A new infographic report on Luxembourg caused uproar among social media users as foreign residents were represented by stereotypical foods. But were the foods the only problem?

A sardine for our Portuguese compatriots, a baguette for the French, and traditional Bouneschlupp for Luxembourgers... Undoubtedly stereotypical foods represent the country's different nationalities in the "10 Facts Sheet about the Grand Duchy."

The somewhat controversial fact sheet is the latest version of the infographics that have existed and been regularly updated since 2015. Previous editions highlighted various aspects of multi-faceted Luxembourg, and usually revolved around the letters that form the name of the country or around the letter X, which symbolises Luxembourg's shared signature and nation branding.

Graphisterie Générale is the graphics agency that was charged with this year's edition. The agency took a slightly different path and opted for the use of representative images to illustrate a handful of different themes, such as population, history, economy or culture.
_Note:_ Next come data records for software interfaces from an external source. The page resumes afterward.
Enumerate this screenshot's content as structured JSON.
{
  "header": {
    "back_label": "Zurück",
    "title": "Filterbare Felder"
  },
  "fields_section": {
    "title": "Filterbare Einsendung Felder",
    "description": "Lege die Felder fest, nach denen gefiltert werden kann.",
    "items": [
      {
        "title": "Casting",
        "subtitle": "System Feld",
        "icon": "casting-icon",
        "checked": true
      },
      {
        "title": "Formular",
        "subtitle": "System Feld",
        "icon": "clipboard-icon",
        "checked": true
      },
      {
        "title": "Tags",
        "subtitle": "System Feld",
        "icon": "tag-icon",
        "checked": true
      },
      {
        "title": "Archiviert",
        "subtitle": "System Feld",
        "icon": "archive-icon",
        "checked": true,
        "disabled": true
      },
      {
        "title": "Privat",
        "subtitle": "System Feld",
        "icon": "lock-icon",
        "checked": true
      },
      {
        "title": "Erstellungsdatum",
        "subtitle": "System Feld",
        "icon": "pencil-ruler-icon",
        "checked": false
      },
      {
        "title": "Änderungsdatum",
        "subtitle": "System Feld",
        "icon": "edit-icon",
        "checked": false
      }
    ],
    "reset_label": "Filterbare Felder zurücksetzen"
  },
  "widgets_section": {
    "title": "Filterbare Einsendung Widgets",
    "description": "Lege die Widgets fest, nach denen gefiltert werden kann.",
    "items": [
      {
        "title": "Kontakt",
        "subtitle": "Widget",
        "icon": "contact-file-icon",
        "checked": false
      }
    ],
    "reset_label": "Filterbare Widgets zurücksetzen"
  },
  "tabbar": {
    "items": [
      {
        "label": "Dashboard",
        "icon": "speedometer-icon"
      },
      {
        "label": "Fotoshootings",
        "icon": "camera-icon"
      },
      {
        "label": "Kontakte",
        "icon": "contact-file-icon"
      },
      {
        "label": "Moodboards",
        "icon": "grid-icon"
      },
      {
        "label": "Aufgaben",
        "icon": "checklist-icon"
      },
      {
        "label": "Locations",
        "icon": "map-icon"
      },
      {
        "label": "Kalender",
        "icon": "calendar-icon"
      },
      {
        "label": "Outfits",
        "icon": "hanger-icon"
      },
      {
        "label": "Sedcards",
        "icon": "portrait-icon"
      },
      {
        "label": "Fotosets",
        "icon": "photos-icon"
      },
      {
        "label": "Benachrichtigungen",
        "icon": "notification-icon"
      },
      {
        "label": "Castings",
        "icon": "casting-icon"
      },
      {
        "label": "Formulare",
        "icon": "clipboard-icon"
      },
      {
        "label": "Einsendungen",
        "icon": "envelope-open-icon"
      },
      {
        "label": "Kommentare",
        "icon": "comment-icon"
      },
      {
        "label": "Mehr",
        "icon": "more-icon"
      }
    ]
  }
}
The agency hoped to combine stylistic innovation with a very personal and moving touch that relaxes the "coldness of the statistics by creating a smile, an emotion, a memory."

Despite their best intentions, the agency came under fire on social media. In reality, the selection of images is laden with outdated stereotypes. Rather than subtly engaging with the "current collective unconscious," the fact sheet perpetuates outworn cliches and views that belong to another era.
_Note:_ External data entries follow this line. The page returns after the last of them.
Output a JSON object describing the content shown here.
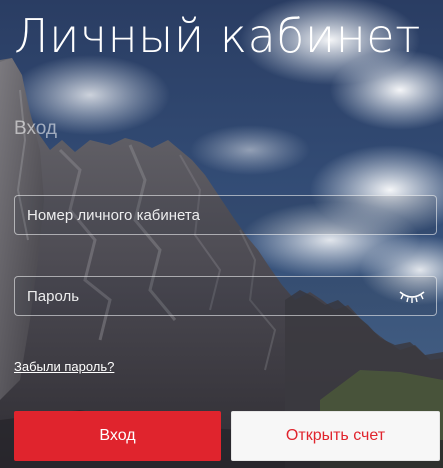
{
  "page": {
    "title": "Личный кабинет",
    "subtitle": "Вход"
  },
  "form": {
    "account_placeholder": "Номер личного кабинета",
    "account_value": "",
    "password_placeholder": "Пароль",
    "password_value": "",
    "show_password_icon": "eye-closed-icon",
    "forgot_link": "Забыли пароль?"
  },
  "actions": {
    "login_label": "Вход",
    "open_account_label": "Открыть счет"
  },
  "colors": {
    "accent": "#e0242d",
    "secondary_button_bg": "#f7f7f7",
    "text_on_image": "#ffffff"
  }
}
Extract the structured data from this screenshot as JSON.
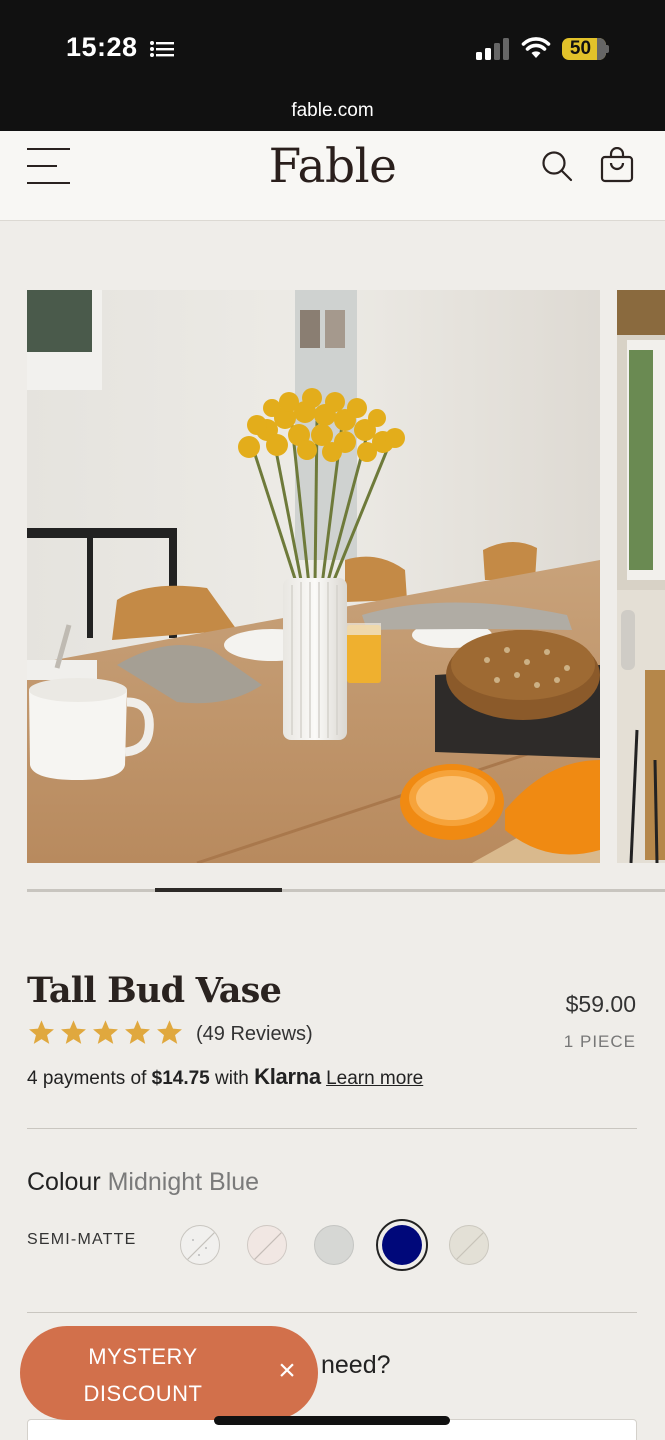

The agency's chief graphic designer stressed that there was never an intention to offend. Intended or not, the result is less offensive than it is overly simplistic not to say downright childish. The approach taken was just as basic as using using lipstick to symbolise women and a wrench to represent men. In-depth iconographic work should escape the narrow confines of standard image banks.

An old-school rotary phone ("+352"), a modem ("internet.lu"), opera glasses ("Grand Théâtre de la Ville"), a truly ancestral sewing machine ("arts and crafts")... The graphic designers' choice of images raises the question whether or not Luxembourg has already entered the 21st century. What makes matters worse is that this vintage theme is not even used consistently - modern objects such as a schoolboy's backpack also smuggled their way into the infographic.

The fact sheet is certainly full of surprises. How did an image of a work by artist Jeff Koons (the iconic balloon dog) come to symbolise the Mudam? The museum never had (and probably never will) this artwork in its collections. Then again, Luxembourg's National Museum of History and Art also does not possess an ancient Greek bust as the one depicted on the fact sheet.

The surprises continue. The airport billboard that illustrates Findel airport only displays delayed or cancelled flights to... Toronto, Sydney and New York. See the problem here?

These are the pitfalls of trying to find easily understandable symbols and "a universal representation." By oversimplifying matters, we divorce discourse from meaning and, in the worst case, are just simply wrong. At the end of the day, the idea may have been good but more research should have flowed into the project.